Throughout its opinion, the court gave short shrift to Facebook’s terms of use, and by extension, to a website owner’s reliance on a terms of use to limit entry to an otherwise accessible site.  Quoting an earlier case, United States v. Nosal, 676 F.3d 854 (9th Cir. 2012) (en banc) (otherwise known as “Nosal I”), it noted, “’[n]ot only are the terms of service vague and generally unknown … but website owners retain the right to change the terms at any time and without notice.’ [citation omitted].  As a result, imposing criminal liability for violations of the terms of use of a website could criminalize many daily activities.”  (While Nosal I was a criminal CFAA case, the Ninth Circuit’s analysis and commentary in Power Ventures makes no distinction between criminal and civil CFAA actions.)  The Ninth Circuit’s dismissive attitude toward website terms of use (people don’t read them, and they are changeable at any time) creates a curious tension with the black-letter rule of electronic contracting law that terms of use are generally enforceable, provided that they are posted conspicuously enough to give a user reasonable notice of their terms and by his or her subsequent behavior the user can fairly be said to manifest assent to these terms (such as by using the site when the terms of use prominently state that usage means assent).  The court commented without explanation that since Facebook and Power Ventures had no direct relationship, it did not appear that the latter was even subject to any contractual terms.  However, the fact remains that Facebook has posted terms of use that are clearly applicable to any usage of the site; the court did not analyze the electronic process by which Power Ventures used third-party credentials to access Facebook or the question of whether this process subjected Power Ventures to the terms of use.

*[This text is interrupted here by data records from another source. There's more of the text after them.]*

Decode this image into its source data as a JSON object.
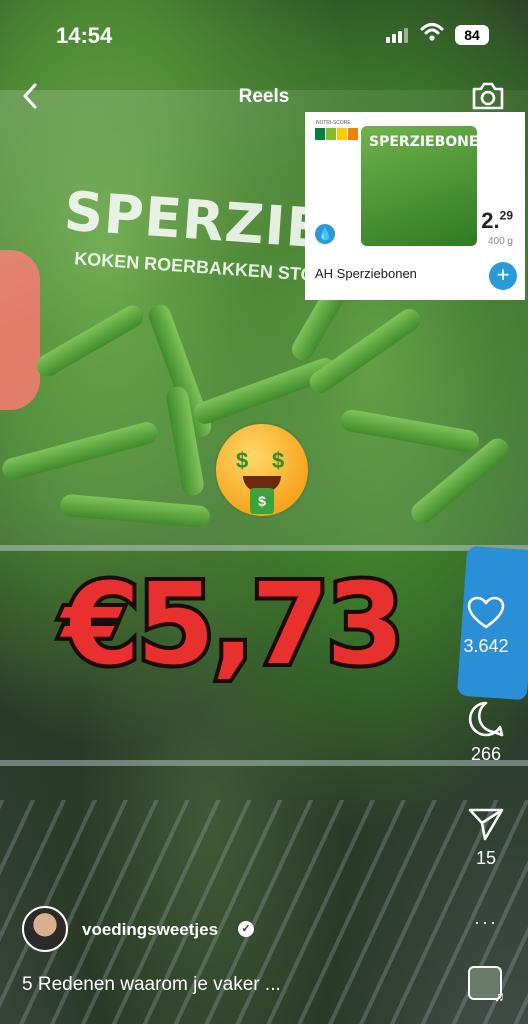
{
  "status_bar": {
    "time": "14:54",
    "battery": "84"
  },
  "header": {
    "back_icon": "chevron-left-icon",
    "title": "Reels",
    "camera_icon": "camera-icon"
  },
  "video": {
    "bag_text": "SPERZIEB",
    "bag_subtext": "KOKEN  ROERBAKKEN  STOMEN",
    "overlay_price": "€5,73",
    "emoji": "money-mouth-face"
  },
  "product_card": {
    "nutri_label": "NUTRI-SCORE",
    "thumb_label": "SPERZIEBONEN",
    "price_main": "2.",
    "price_cents": "29",
    "weight": "400 g",
    "name": "AH Sperziebonen",
    "add_label": "+"
  },
  "actions": {
    "likes": "3.642",
    "comments": "266",
    "shares": "15",
    "more": "···"
  },
  "author": {
    "username": "voedingsweetjes",
    "verified_mark": "✓"
  },
  "caption": "5 Redenen waarom je vaker ...",
  "colors": {
    "price_red": "#e8312e",
    "ah_blue": "#2a9ad8",
    "nutri_a": "#038141",
    "nutri_b": "#85bb2f",
    "nutri_c": "#fecb02",
    "nutri_d": "#ee8100",
    "nutri_e": "#e63e11"
  }
}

According to the court, Power Ventures initially had implied consent to access Facebook, since it had the consent  of Power.com users to utilize Facebook to transmit messages and “reasonably could have thought that consent [from the users] to share the promotion was permission for Power to access Facebook’s computers.”  Thus, Power Ventures did not initially access Facebook “without authorization.”

Facebook’s cease and desist letter changed that – but even so, the court observed in a footnote that Facebook’s mention of violations of the terms of use in its letter was not by itself sufficient to create CFAA liability.  (Interestingly, the court also noted that “[s]imply bypassing an IP address, without more, would not constitute unauthorized use” of a website, since a user may not know he or she has been blocked or else the user may not associate an IP address block with a revocation of access directed at that specific user.)   However, Facebook’s letter also warned Power Ventures that it may have violated federal and state law and “plainly put Power on notice that it was no longer authorized to access Facebook’s computers.”  After Facebook issued the cease and desist letter, permission from the users alone was no longer sufficient to constitute authorization to access Facebook for purposes of the CFAA.

The lesson for scrapers from the Power Ventures case is that, at least in the Ninth Circuit (which includes the tech powerhouse states of California, Oregon and Washington), simply violating a no-scraping clause in a website terms of use should not give rise to CFAA liability.  However, the website owner can promptly turn this around if it wishes by issuing a cease and desist letter that clearly revokes authorization to access the site, at which point civil or even criminal liability under the CFAA can begin to accrue.  (There may be other kinds of clear notice of revocation or limitation of site access authorization for scraping, like a site owner’s use of the robot exclusion standard (robots.txt) protocol, although this was not addressed in the Power Ventures ruling.  Furthermore, scrapers should note that if scraping activities actually slow down or crash a website, a court might be less favorably disposed toward the scraper, and other legal remedies, like the tort of trespass to computer chattels, might be available to the site owner.)  In summary, Power Ventures is a yellow light for scrapers – there is a period of time when you can keep your foot on the gas, but at some point the light may turn red.